C. Registered and Used in Bad Faith
Paragraph 4(b) of the Policy provides that the following circumstances, “in particular but without limitation,” shall constitute evidence of the registration and use of a domain name in bad faith:
(i) circumstances indicating that [the Respondent] registered or acquired the domain name primarily for the purpose of selling, renting, or otherwise transferring the domain name registration to the Complainant who is the owner of the trademark or service mark or to a competitor of that Complainant, for valuable consideration in excess of documented out-of-pocket costs directly related to the domain name; or
(ii) [the Respondent] registered the domain name in order to prevent the owner of the trademark or service mark from reflecting the mark in a corresponding domain name, provided that [the Respondent has] engaged in a pattern of such conduct; or
(iii) [the Respondent has] registered the domain name primarily for the purpose of disrupting the business of [the Complainant]; or
(iv) by using the domain name, [the Respondent has] intentionally attempted to attract, for commercial gain, Internet users to [its] web site or other on-line location, by creating a likelihood of confusion with the Complainant’s mark as to the source, sponsorship, affiliation, or endorsement of the web site or location or of a product or service on [the] web site or location.
The Panel finds two independent grounds upon which to conclude that the element of bad faith is present. First, Respondent has used the disputed domain name to redirect traffic to a commercial website of its own. Respondent has created a likelihood of confusion with Complainant’s own mark as to the source of such services, particularly because Respondent’s website is advertising travel services. Second, Respondent’s registration has prevented Complainant from reflecting that mark in a corresponding domain name. Moreover, Respondent has engaged in a pattern of such behavior, see The Sports Authority Michigan, Inc. v. Domhold Co., a/k/a D’Vaul L. (NAF Case No. 02000135011) (finding that Respondent was using the disputed domain name to redirect consumers to its own website for commercial gain).
Accordingly, the Complainant has demonstrated that each of the elements of paragraph 4(a) of the Policy is satisfied.

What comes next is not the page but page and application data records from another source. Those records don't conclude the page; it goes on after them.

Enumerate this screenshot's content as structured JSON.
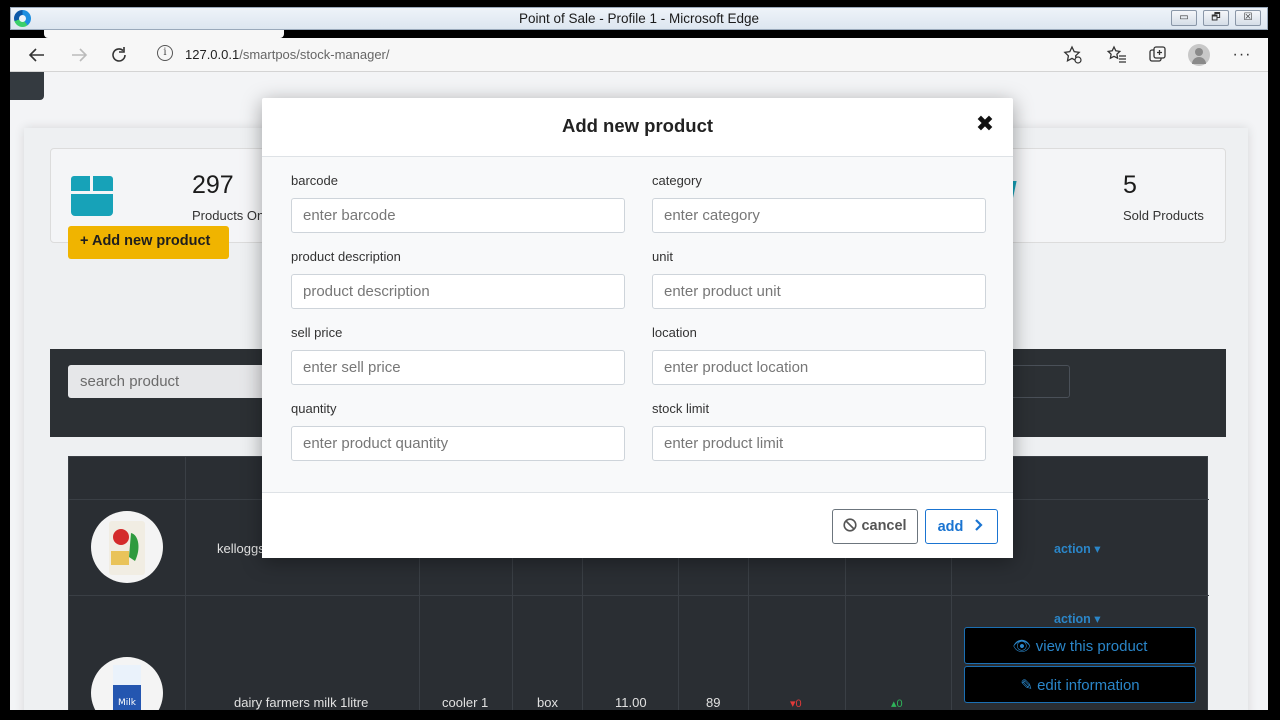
{
  "window": {
    "title": "Point of Sale - Profile 1 - Microsoft Edge",
    "controls": [
      "▭",
      "🗗",
      "☒"
    ]
  },
  "browser": {
    "url_host": "127.0.0.1",
    "url_path": "/smartpos/stock-manager/",
    "icons": [
      "back-icon",
      "forward-icon",
      "refresh-icon",
      "info-icon",
      "favorite-add-icon",
      "favorites-icon",
      "collections-icon",
      "profile-icon",
      "more-icon"
    ]
  },
  "stats": {
    "products_count": "297",
    "products_label": "Products On",
    "sold_count": "5",
    "sold_label": "Sold Products"
  },
  "buttons": {
    "add_new_product": "Add new product"
  },
  "search": {
    "placeholder": "search product"
  },
  "table": {
    "rows": [
      {
        "name": "kelloggs",
        "action": "action ▾"
      },
      {
        "name": "dairy farmers milk 1litre",
        "location": "cooler 1",
        "unit": "box",
        "price": "11.00",
        "quantity": "89",
        "down": "▾0",
        "up": "▴0",
        "action": "action ▾"
      }
    ],
    "action_menu": {
      "view": "view this product",
      "edit": "edit information"
    }
  },
  "modal": {
    "title": "Add new product",
    "close": "✖",
    "fields": [
      {
        "label": "barcode",
        "placeholder": "enter barcode"
      },
      {
        "label": "category",
        "placeholder": "enter category"
      },
      {
        "label": "product description",
        "placeholder": "product description"
      },
      {
        "label": "unit",
        "placeholder": "enter product unit"
      },
      {
        "label": "sell price",
        "placeholder": "enter sell price"
      },
      {
        "label": "location",
        "placeholder": "enter product location"
      },
      {
        "label": "quantity",
        "placeholder": "enter product quantity"
      },
      {
        "label": "stock limit",
        "placeholder": "enter product limit"
      }
    ],
    "cancel_label": "cancel",
    "add_label": "add"
  },
  "colors": {
    "accent_yellow": "#f0b400",
    "accent_teal": "#17a2b8",
    "primary_blue": "#1a74d1",
    "dark_panel": "#2c3034"
  }
}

For all the foregoing reasons, in accordance with Paragraphs 4(i) of the Policy and 15 of the Rules, the Panel orders that the domain name <alamorentalcar.com> is transferred to the Complainant.
Dated: July 5, 2004